Having a nighttime routine has far-reaching benefits beyond helping your little one fall asleep faster (which is a major win in itself). A solid routine, “contributes to so many positive developmental outcomes, such as language development, literacy, attachment, and family well-being," Mindell continues. "For example, a bedtime routine includes activities that support good nutrition, such as a healthy snack, hygiene (bath, brushing teeth), and language development (reading, lullabies). It also usually involves cuddles and touching, all things that are great for babies and parents.”

As for the mistakes parents make when it comes to getting their babies to sleep, Mindell's viewpoint is very reassuring: “We do not think that parents make mistakes! Rather there are some things that parents do that they may wish to tweak to help their baby, and themselves, sleep better.”

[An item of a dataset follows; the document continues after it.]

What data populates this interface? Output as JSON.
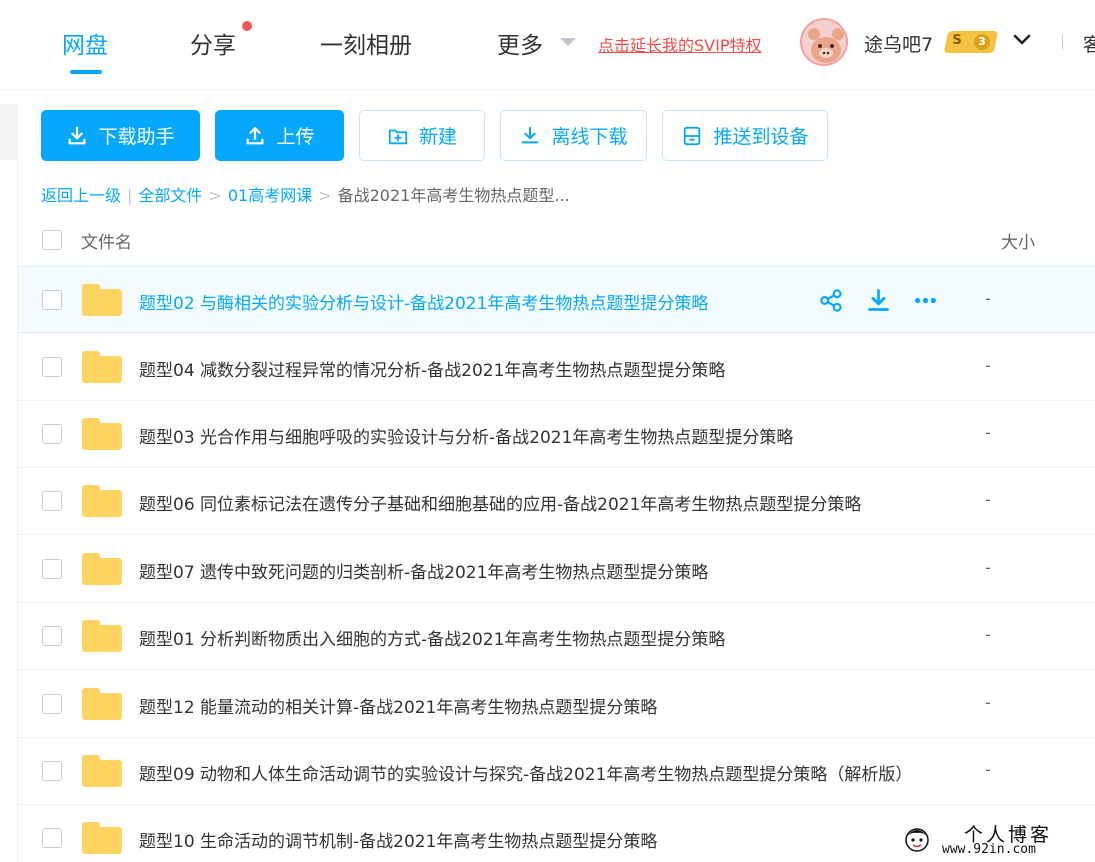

Lots of babies have at least some difficulty sleeping. Still, if your baby snores or seems to have any difficulty breathing while sleeping (or if you're concerned for any other reason), don't hesitate to reach out to your pediatrician, Mindell says.

In the meantime, the PSC has members that span the globe, and Baby Sleep Day is a great way to come together as one (very tired, potentially over-caffeinated ) group with a shared goal of cultivating better sleep for the whole family. I'll cheer-Zzz to that.


Patti Ideran, infant occupational therapist ("The Baby Whisperer"), Northwestern Medicine Central DuPage Hospital

Jodi Mindell, Ph.D., DBSM, Saint Joseph’s University/Children’s Hospital of Philadelphia, and Chair of the Pediatric Sleep Council